Divorce in Georgia is seldom easy and rarely entered into lightly. This can be particularly true when young children are involved. While parents may no longer wish to remain married, they typically share a mutual concern for the welfare of their children. All of this can contribute to the negotiating involved with establishing child custody.
There are two legal terms to keep in mind when considering child custody, legal custody and physical custody. Typically, the parent with whom the child physically resides for the majority of the time is said to be the custodial parent, and that parent has physical custody. Some parents strive for a 50-50 split, which is considered joint custody. In addition to having joint physical custody, joint legal custody is also important.
A parent who does not have legal custody, even in a joint custody situation, is limited in one's rights with the child. For example, if a parent doesn't have legal custody, one may be barred from being included in medical, religious and other important decisions involving one's child. In addition, if the child is in the custody of a parent who does not have legal custody, and the child is involved in an accident, the parent may not have the right to take the child to an emergency room.

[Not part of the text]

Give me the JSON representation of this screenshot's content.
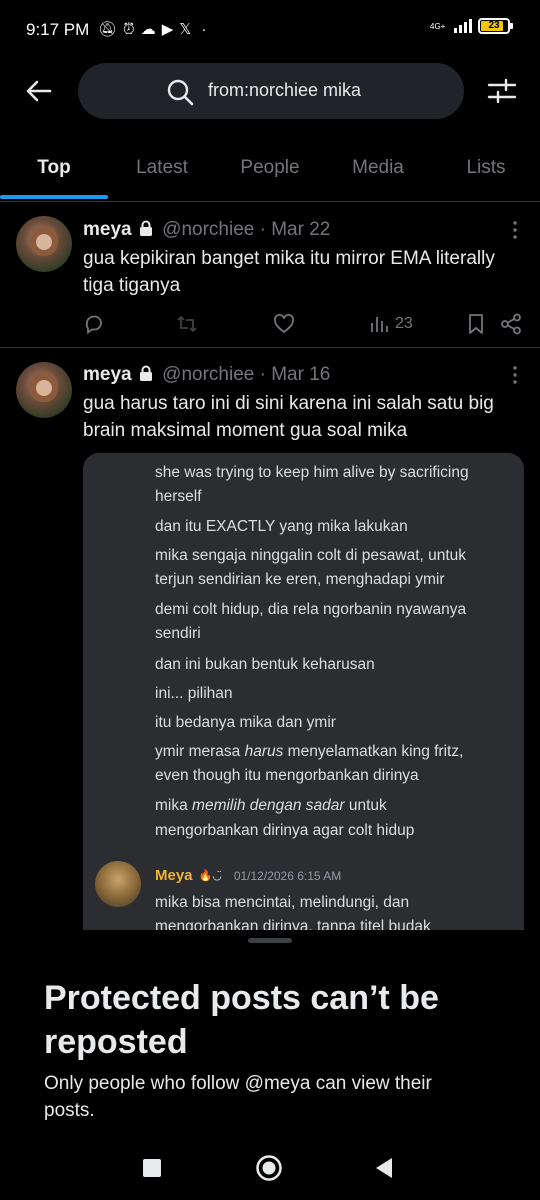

Divorcing parents will typically do their best to act in the best interest of their children. The courts act in the children's best interests when considering child custody issues. A parent who is considering a divorce in Georgia may benefit from consulting with an experienced family law attorney who can explain the different options available and may be able to advise the client on what options would best suit one's current situation.